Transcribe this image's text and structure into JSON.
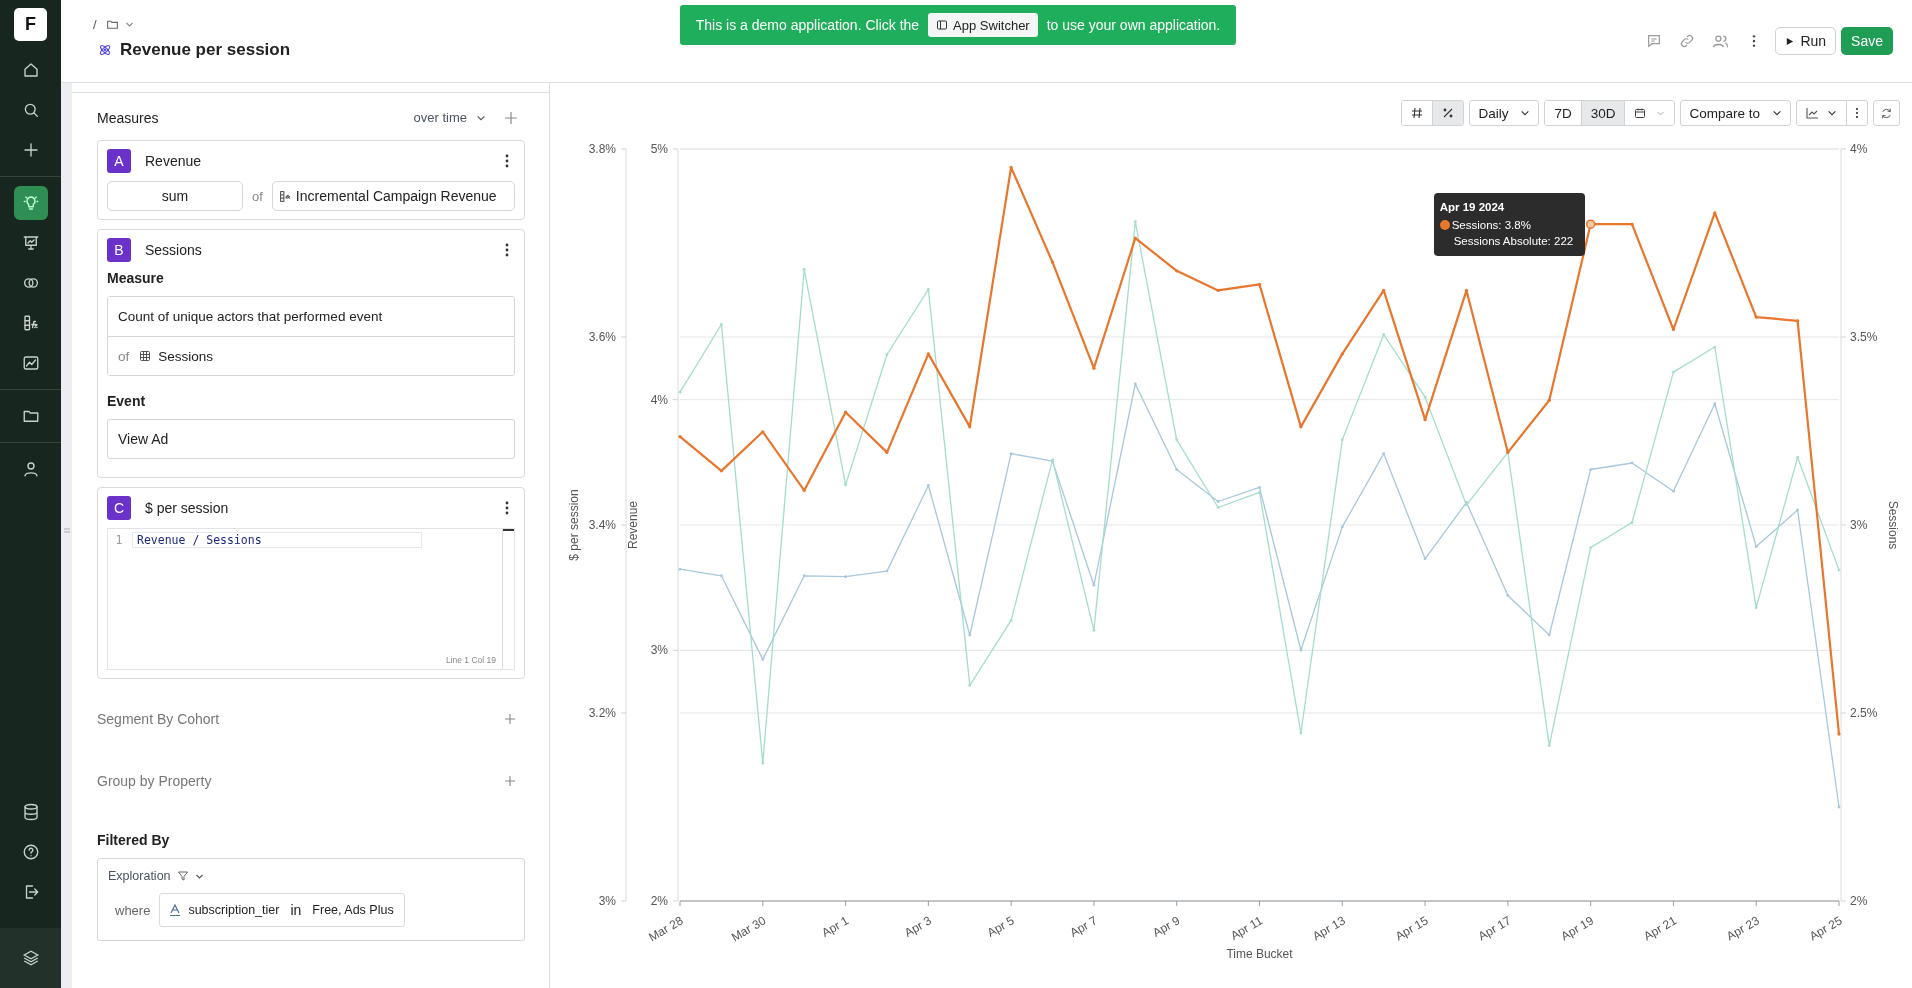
{
  "sidebar": {
    "logo": "F",
    "top_groups": [
      [
        {
          "kind": "home",
          "selected": false
        },
        {
          "kind": "search",
          "selected": false
        },
        {
          "kind": "plus",
          "selected": false
        }
      ],
      [
        {
          "kind": "bulb",
          "selected": true
        },
        {
          "kind": "presentation",
          "selected": false
        },
        {
          "kind": "circles",
          "selected": false
        },
        {
          "kind": "formula",
          "selected": false
        },
        {
          "kind": "chart",
          "selected": false
        }
      ],
      [
        {
          "kind": "folder",
          "selected": false
        }
      ],
      [
        {
          "kind": "user",
          "selected": false
        }
      ]
    ],
    "bottom": [
      {
        "kind": "database",
        "selected": false
      },
      {
        "kind": "help",
        "selected": false
      },
      {
        "kind": "logout",
        "selected": false
      }
    ]
  },
  "header": {
    "breadcrumb_separator": "/",
    "title": "Revenue per session",
    "banner": {
      "before": "This is a demo application. Click the",
      "button": "App Switcher",
      "after": "to use your own application."
    },
    "run": "Run",
    "save": "Save"
  },
  "measures": {
    "title": "Measures",
    "mode": "over time",
    "items": [
      {
        "kind": "aggregate",
        "letter": "A",
        "name": "Revenue",
        "aggregation": "sum",
        "of": "of",
        "property": "Incremental Campaign Revenue"
      },
      {
        "kind": "event",
        "letter": "B",
        "name": "Sessions",
        "measure_label": "Measure",
        "measure": "Count of unique actors that performed event",
        "of": "of",
        "table": "Sessions",
        "event_label": "Event",
        "event": "View Ad"
      },
      {
        "kind": "formula",
        "letter": "C",
        "name": "$ per session",
        "line_number": "1",
        "formula": "Revenue / Sessions",
        "cursor": "Line 1 Col 19"
      }
    ]
  },
  "sections": [
    {
      "title": "Segment By Cohort"
    },
    {
      "title": "Group by Property"
    }
  ],
  "filters": {
    "title": "Filtered By",
    "scope": "Exploration",
    "conditions": [
      {
        "where": "where",
        "property": "subscription_tier",
        "operator": "in",
        "values": "Free, Ads Plus"
      }
    ]
  },
  "chart_toolbar": {
    "format": [
      {
        "kind": "number",
        "selected": false
      },
      {
        "kind": "percent",
        "selected": true
      }
    ],
    "granularity": "Daily",
    "ranges": [
      {
        "label": "7D",
        "selected": false
      },
      {
        "label": "30D",
        "selected": true
      }
    ],
    "compare": "Compare to"
  },
  "chart": {
    "tooltip": {
      "color": "#e8762c",
      "lines": [
        {
          "kind": "value",
          "text": "Sessions: 3.8%"
        },
        {
          "kind": "detail",
          "text": "Sessions Absolute: 222"
        }
      ]
    },
    "chart_data": {
      "type": "line",
      "xlabel": "Time Bucket",
      "ylabel": "Revenue",
      "y2label": "Sessions",
      "y3label": "$ per session",
      "grid": true,
      "categories": [
        "Mar 28",
        null,
        "Mar 30",
        null,
        "Apr 1",
        null,
        "Apr 3",
        null,
        "Apr 5",
        null,
        "Apr 7",
        null,
        "Apr 9",
        null,
        "Apr 11",
        null,
        "Apr 13",
        null,
        "Apr 15",
        null,
        "Apr 17",
        null,
        "Apr 19",
        null,
        "Apr 21",
        null,
        "Apr 23",
        null,
        "Apr 25"
      ],
      "ylim": [
        2,
        5
      ],
      "yticks": [
        {
          "value": 5,
          "label": "5%"
        },
        {
          "value": 4,
          "label": "4%"
        },
        {
          "value": 3,
          "label": "3%"
        },
        {
          "value": 2,
          "label": "2%"
        }
      ],
      "y2lim": [
        2,
        4
      ],
      "y2ticks": [
        {
          "value": 4,
          "label": "4%"
        },
        {
          "value": 3.5,
          "label": "3.5%"
        },
        {
          "value": 3,
          "label": "3%"
        },
        {
          "value": 2.5,
          "label": "2.5%"
        },
        {
          "value": 2,
          "label": "2%"
        }
      ],
      "y3lim": [
        3,
        3.8
      ],
      "y3ticks": [
        {
          "value": 3.8,
          "label": "3.8%"
        },
        {
          "value": 3.6,
          "label": "3.6%"
        },
        {
          "value": 3.4,
          "label": "3.4%"
        },
        {
          "value": 3.2,
          "label": "3.2%"
        },
        {
          "value": 3,
          "label": "3%"
        }
      ],
      "series": [
        {
          "color": "#e8762c",
          "axis": "y2",
          "values": [
            3.235,
            3.144,
            3.248,
            3.092,
            3.3,
            3.193,
            3.455,
            3.261,
            3.951,
            3.699,
            3.417,
            3.763,
            3.676,
            3.624,
            3.64,
            3.261,
            3.455,
            3.624,
            3.28,
            3.624,
            3.193,
            3.332,
            3.8,
            3.8,
            3.52,
            3.83,
            3.553,
            3.543,
            2.444
          ]
        },
        {
          "color": "#a6dccd",
          "values": [
            4.03,
            4.3,
            2.55,
            4.52,
            3.66,
            4.18,
            4.44,
            2.86,
            3.12,
            3.76,
            3.08,
            4.71,
            3.84,
            3.57,
            3.63,
            2.67,
            3.84,
            4.26,
            4.01,
            3.58,
            3.79,
            2.62,
            3.41,
            3.51,
            4.11,
            4.21,
            3.17,
            3.77,
            3.32
          ]
        },
        {
          "color": "#a8c7dc",
          "axis": "y3",
          "values": [
            3.353,
            3.346,
            3.257,
            3.346,
            3.345,
            3.351,
            3.442,
            3.283,
            3.476,
            3.468,
            3.336,
            3.55,
            3.459,
            3.425,
            3.44,
            3.267,
            3.398,
            3.476,
            3.364,
            3.424,
            3.325,
            3.283,
            3.459,
            3.466,
            3.436,
            3.529,
            3.377,
            3.416,
            3.1
          ]
        }
      ],
      "annotations": [
        "Apr 19 2024"
      ]
    }
  }
}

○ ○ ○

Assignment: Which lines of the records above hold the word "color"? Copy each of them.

Reply to the exercise:
      "color": "#e8762c",
          "color": "#e8762c",
          "color": "#a6dccd",
          "color": "#a8c7dc",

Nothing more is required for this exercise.